--- RECORDS FOR THE TASK ---
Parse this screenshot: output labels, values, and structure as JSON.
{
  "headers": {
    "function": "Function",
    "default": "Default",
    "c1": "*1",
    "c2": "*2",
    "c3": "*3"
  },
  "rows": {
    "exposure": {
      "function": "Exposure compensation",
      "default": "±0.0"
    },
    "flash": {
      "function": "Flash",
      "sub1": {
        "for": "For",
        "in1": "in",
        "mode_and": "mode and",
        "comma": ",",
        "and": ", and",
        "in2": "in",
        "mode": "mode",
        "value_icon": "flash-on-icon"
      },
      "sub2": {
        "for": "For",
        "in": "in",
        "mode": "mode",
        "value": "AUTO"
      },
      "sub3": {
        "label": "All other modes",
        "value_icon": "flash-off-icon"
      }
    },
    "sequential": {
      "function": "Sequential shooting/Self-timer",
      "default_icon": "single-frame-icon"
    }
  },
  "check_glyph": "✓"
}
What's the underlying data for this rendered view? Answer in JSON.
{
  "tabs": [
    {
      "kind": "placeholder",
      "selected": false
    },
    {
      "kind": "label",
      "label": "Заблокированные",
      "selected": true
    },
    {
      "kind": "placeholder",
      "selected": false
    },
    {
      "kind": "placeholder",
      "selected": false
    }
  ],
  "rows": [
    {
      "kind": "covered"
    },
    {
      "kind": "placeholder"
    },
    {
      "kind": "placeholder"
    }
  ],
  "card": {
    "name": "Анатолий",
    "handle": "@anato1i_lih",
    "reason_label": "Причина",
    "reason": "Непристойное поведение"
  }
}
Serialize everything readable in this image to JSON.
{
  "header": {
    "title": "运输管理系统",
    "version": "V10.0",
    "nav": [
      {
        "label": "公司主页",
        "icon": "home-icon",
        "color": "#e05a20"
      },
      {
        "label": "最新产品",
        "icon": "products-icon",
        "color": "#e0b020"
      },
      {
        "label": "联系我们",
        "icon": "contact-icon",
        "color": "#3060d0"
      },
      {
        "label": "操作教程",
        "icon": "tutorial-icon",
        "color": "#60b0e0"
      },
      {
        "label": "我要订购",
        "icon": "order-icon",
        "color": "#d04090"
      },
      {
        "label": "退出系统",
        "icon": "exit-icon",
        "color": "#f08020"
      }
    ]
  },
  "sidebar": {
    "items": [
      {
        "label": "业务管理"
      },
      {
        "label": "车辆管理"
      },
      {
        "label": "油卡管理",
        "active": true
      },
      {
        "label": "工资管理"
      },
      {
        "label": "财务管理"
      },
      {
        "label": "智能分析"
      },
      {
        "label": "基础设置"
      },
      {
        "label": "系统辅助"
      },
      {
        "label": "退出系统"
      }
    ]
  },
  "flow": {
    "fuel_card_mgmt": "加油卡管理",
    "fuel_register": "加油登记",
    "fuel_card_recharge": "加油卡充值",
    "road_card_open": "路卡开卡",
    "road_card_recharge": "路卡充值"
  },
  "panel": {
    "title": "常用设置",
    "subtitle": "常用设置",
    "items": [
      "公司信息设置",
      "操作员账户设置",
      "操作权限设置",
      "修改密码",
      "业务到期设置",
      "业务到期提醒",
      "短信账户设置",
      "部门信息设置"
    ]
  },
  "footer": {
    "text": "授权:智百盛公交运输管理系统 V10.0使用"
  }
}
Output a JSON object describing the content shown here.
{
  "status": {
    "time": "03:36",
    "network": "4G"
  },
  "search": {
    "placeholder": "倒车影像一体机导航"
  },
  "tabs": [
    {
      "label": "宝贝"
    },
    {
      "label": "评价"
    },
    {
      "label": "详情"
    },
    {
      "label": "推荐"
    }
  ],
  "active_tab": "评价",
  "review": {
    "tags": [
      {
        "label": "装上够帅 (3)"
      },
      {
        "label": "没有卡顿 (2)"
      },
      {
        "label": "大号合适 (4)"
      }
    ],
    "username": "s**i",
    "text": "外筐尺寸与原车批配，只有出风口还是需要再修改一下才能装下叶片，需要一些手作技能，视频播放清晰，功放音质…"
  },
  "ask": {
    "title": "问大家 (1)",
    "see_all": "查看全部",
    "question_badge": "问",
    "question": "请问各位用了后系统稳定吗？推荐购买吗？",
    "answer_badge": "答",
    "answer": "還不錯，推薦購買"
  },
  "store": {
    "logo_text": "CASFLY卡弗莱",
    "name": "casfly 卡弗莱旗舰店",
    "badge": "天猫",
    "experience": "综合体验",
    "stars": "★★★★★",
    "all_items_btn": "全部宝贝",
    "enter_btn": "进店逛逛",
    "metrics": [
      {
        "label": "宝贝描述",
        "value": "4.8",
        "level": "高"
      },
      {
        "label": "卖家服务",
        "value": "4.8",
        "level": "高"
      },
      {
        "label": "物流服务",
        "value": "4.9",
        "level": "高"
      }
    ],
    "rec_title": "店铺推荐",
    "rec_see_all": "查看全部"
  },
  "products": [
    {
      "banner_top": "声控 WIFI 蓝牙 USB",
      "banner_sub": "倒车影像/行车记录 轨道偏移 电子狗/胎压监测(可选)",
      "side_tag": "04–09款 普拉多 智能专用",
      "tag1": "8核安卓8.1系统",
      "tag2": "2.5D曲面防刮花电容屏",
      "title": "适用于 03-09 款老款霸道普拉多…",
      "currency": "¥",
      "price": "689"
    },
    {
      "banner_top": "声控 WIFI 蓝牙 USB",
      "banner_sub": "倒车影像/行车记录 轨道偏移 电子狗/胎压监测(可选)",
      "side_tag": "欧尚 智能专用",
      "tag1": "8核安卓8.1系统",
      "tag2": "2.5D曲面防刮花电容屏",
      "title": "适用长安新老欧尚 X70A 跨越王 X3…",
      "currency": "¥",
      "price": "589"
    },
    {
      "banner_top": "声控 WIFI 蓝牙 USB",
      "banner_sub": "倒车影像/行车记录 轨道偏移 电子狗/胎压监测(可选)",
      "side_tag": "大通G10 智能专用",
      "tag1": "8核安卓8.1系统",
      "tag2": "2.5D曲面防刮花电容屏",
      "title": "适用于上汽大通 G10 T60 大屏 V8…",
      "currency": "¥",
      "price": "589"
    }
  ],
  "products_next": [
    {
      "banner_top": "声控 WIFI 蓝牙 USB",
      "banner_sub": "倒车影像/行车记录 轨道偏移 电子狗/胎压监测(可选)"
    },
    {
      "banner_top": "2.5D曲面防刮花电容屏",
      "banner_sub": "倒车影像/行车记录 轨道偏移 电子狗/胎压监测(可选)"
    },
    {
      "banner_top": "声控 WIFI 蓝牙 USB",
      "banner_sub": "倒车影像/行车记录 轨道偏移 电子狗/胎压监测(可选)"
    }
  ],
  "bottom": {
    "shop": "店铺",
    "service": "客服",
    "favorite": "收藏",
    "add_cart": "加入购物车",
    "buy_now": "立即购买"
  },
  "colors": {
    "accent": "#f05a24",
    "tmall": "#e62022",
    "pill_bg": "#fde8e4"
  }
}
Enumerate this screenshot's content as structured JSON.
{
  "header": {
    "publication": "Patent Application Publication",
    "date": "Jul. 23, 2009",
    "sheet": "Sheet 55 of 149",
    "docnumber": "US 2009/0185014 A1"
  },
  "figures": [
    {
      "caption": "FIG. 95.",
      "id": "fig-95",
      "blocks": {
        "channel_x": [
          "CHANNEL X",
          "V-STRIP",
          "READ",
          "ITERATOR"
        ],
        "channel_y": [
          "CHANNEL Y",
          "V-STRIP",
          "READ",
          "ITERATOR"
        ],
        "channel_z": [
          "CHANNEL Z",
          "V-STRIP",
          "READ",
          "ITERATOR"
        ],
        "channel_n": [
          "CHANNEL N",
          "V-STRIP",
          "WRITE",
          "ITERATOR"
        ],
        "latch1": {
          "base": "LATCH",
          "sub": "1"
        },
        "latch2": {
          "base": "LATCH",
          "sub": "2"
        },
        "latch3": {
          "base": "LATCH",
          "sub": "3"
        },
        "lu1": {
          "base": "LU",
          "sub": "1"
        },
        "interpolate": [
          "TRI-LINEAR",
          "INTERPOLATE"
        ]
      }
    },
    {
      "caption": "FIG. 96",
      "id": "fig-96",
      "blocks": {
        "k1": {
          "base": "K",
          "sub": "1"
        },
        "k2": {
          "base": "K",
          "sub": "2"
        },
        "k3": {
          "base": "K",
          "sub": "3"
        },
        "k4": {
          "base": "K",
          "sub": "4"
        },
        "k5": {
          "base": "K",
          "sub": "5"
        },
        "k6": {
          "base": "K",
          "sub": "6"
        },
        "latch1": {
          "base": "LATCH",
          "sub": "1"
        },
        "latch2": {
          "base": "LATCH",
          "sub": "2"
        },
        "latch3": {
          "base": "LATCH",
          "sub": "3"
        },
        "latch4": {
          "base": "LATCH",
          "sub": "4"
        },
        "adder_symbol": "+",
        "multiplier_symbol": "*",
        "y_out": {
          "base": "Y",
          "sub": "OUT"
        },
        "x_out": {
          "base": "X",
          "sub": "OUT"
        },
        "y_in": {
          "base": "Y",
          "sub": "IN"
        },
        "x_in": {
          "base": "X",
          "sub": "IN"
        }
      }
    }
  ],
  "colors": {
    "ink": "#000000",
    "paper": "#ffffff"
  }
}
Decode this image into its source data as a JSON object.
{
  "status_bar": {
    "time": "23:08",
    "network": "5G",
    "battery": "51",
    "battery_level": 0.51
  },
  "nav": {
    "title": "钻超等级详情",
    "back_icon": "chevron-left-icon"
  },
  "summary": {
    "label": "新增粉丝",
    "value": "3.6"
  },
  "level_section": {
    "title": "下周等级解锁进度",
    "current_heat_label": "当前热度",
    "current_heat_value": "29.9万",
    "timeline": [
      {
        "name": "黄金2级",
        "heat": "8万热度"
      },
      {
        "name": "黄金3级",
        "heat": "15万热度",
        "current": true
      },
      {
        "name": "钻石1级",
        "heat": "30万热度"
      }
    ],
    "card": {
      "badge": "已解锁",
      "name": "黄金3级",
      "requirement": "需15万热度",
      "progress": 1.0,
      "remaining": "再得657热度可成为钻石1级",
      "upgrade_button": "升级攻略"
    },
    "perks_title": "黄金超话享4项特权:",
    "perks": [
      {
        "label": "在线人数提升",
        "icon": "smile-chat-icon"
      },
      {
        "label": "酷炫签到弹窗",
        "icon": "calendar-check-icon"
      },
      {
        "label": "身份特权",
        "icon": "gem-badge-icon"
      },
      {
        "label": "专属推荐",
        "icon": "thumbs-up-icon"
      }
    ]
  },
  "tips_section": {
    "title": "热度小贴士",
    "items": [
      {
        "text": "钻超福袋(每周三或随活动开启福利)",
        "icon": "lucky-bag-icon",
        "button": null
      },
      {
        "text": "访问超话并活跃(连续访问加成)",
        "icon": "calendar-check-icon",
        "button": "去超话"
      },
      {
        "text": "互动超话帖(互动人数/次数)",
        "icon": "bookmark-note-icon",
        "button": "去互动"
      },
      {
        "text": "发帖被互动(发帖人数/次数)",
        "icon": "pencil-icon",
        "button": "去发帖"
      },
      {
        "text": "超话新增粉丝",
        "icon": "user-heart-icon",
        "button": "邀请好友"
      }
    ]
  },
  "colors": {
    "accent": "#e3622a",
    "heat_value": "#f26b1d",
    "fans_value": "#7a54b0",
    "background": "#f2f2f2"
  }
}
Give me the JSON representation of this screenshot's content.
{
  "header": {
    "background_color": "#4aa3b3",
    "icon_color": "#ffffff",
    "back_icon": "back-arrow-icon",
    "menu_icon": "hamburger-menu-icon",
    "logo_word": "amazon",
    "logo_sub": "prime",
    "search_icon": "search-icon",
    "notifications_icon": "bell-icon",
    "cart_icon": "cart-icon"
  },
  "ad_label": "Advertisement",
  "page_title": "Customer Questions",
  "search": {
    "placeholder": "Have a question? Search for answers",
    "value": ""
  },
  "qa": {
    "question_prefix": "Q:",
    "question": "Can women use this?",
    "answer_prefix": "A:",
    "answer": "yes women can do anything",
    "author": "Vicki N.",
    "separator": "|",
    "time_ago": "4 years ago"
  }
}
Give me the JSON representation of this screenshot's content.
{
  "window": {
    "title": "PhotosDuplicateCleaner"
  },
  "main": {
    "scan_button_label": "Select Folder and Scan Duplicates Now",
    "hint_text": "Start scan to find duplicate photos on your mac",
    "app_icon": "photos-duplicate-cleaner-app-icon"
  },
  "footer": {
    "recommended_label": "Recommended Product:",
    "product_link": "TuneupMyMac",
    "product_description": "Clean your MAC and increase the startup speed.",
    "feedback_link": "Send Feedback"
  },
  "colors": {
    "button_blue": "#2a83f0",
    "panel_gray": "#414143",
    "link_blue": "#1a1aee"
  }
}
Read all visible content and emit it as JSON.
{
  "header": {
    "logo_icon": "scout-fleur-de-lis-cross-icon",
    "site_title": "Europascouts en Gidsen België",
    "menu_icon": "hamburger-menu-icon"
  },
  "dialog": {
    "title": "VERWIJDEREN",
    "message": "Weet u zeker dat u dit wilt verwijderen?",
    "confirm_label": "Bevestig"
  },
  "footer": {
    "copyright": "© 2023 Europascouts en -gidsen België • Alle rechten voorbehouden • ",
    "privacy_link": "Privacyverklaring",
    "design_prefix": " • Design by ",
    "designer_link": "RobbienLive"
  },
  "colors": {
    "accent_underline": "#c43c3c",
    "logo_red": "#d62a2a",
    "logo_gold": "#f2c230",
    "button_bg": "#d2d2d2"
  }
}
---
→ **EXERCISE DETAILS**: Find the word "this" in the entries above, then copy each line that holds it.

→ **EXERCISE SOLUTION**:
Parse this screenshot: output labels, values, and structure as JSON.
What's the underlying data for this rendered view? Answer in JSON.
Serialize everything readable in this image to JSON.
Enumerate this screenshot's content as structured JSON.
Decode this image into its source data as a JSON object.
Give me the JSON representation of this screenshot's content.
    "question": "Can women use this?",
Give me the JSON representation of this screenshot's content.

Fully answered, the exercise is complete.